All that is asked is a faithful reproduction of the entries.
AVAILABLE DATA Start Marker
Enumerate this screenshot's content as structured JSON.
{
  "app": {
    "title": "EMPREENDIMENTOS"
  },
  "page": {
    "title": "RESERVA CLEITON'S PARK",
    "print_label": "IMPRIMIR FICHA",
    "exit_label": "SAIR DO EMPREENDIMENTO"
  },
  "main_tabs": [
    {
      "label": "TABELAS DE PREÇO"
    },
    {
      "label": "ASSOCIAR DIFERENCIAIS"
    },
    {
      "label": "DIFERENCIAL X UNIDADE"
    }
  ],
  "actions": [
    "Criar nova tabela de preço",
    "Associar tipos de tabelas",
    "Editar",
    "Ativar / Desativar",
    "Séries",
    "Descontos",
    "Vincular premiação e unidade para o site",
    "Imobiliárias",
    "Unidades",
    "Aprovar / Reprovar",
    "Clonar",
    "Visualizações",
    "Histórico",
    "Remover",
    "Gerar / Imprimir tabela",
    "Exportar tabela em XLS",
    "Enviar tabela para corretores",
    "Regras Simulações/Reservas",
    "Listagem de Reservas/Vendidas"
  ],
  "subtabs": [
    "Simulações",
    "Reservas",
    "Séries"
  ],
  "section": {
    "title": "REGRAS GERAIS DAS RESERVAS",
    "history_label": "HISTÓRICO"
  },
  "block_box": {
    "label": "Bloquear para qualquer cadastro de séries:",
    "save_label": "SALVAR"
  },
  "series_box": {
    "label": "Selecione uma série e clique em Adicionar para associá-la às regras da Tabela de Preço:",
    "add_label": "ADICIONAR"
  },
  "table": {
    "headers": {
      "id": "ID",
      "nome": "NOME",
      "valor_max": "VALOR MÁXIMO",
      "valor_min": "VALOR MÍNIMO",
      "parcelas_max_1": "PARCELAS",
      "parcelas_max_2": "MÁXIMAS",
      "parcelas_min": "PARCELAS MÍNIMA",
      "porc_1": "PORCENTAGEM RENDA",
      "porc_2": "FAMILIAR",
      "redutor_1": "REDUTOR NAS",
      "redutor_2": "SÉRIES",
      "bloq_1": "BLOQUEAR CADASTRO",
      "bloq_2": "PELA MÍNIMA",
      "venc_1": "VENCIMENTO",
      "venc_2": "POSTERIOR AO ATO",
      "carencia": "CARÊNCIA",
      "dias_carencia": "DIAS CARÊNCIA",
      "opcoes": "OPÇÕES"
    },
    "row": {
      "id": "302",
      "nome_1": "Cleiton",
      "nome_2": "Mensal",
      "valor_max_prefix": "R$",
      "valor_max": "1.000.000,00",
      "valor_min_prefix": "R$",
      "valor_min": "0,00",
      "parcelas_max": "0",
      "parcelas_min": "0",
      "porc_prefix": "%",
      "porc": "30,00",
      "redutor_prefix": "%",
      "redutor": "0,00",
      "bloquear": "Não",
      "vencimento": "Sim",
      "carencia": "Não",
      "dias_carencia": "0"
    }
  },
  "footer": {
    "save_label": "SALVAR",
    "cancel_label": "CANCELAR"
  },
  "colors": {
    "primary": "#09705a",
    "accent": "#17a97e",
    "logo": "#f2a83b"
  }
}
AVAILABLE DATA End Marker
### EXERCISE ANSWER
Enumerate this screenshot's content as structured JSON.
{
  "app": {
    "title": "EMPREENDIMENTOS"
  },
  "page": {
    "title": "RESERVA CLEITON'S PARK",
    "print_label": "IMPRIMIR FICHA",
    "exit_label": "SAIR DO EMPREENDIMENTO"
  },
  "main_tabs": [
    {
      "label": "TABELAS DE PREÇO"
    },
    {
      "label": "ASSOCIAR DIFERENCIAIS"
    },
    {
      "label": "DIFERENCIAL X UNIDADE"
    }
  ],
  "actions": [
    "Criar nova tabela de preço",
    "Associar tipos de tabelas",
    "Editar",
    "Ativar / Desativar",
    "Séries",
    "Descontos",
    "Vincular premiação e unidade para o site",
    "Imobiliárias",
    "Unidades",
    "Aprovar / Reprovar",
    "Clonar",
    "Visualizações",
    "Histórico",
    "Remover",
    "Gerar / Imprimir tabela",
    "Exportar tabela em XLS",
    "Enviar tabela para corretores",
    "Regras Simulações/Reservas",
    "Listagem de Reservas/Vendidas"
  ],
  "subtabs": [
    "Simulações",
    "Reservas",
    "Séries"
  ],
  "section": {
    "title": "REGRAS GERAIS DAS RESERVAS",
    "history_label": "HISTÓRICO"
  },
  "block_box": {
    "label": "Bloquear para qualquer cadastro de séries:",
    "save_label": "SALVAR"
  },
  "series_box": {
    "label": "Selecione uma série e clique em Adicionar para associá-la às regras da Tabela de Preço:",
    "add_label": "ADICIONAR"
  },
  "table": {
    "headers": {
      "id": "ID",
      "nome": "NOME",
      "valor_max": "VALOR MÁXIMO",
      "valor_min": "VALOR MÍNIMO",
      "parcelas_max_1": "PARCELAS",
      "parcelas_max_2": "MÁXIMAS",
      "parcelas_min": "PARCELAS MÍNIMA",
      "porc_1": "PORCENTAGEM RENDA",
      "porc_2": "FAMILIAR",
      "redutor_1": "REDUTOR NAS",
      "redutor_2": "SÉRIES",
      "bloq_1": "BLOQUEAR CADASTRO",
      "bloq_2": "PELA MÍNIMA",
      "venc_1": "VENCIMENTO",
      "venc_2": "POSTERIOR AO ATO",
      "carencia": "CARÊNCIA",
      "dias_carencia": "DIAS CARÊNCIA",
      "opcoes": "OPÇÕES"
    },
    "row": {
      "id": "302",
      "nome_1": "Cleiton",
      "nome_2": "Mensal",
      "valor_max_prefix": "R$",
      "valor_max": "1.000.000,00",
      "valor_min_prefix": "R$",
      "valor_min": "0,00",
      "parcelas_max": "0",
      "parcelas_min": "0",
      "porc_prefix": "%",
      "porc": "30,00",
      "redutor_prefix": "%",
      "redutor": "0,00",
      "bloquear": "Não",
      "vencimento": "Sim",
      "carencia": "Não",
      "dias_carencia": "0"
    }
  },
  "footer": {
    "save_label": "SALVAR",
    "cancel_label": "CANCELAR"
  },
  "colors": {
    "primary": "#09705a",
    "accent": "#17a97e",
    "logo": "#f2a83b"
  }
}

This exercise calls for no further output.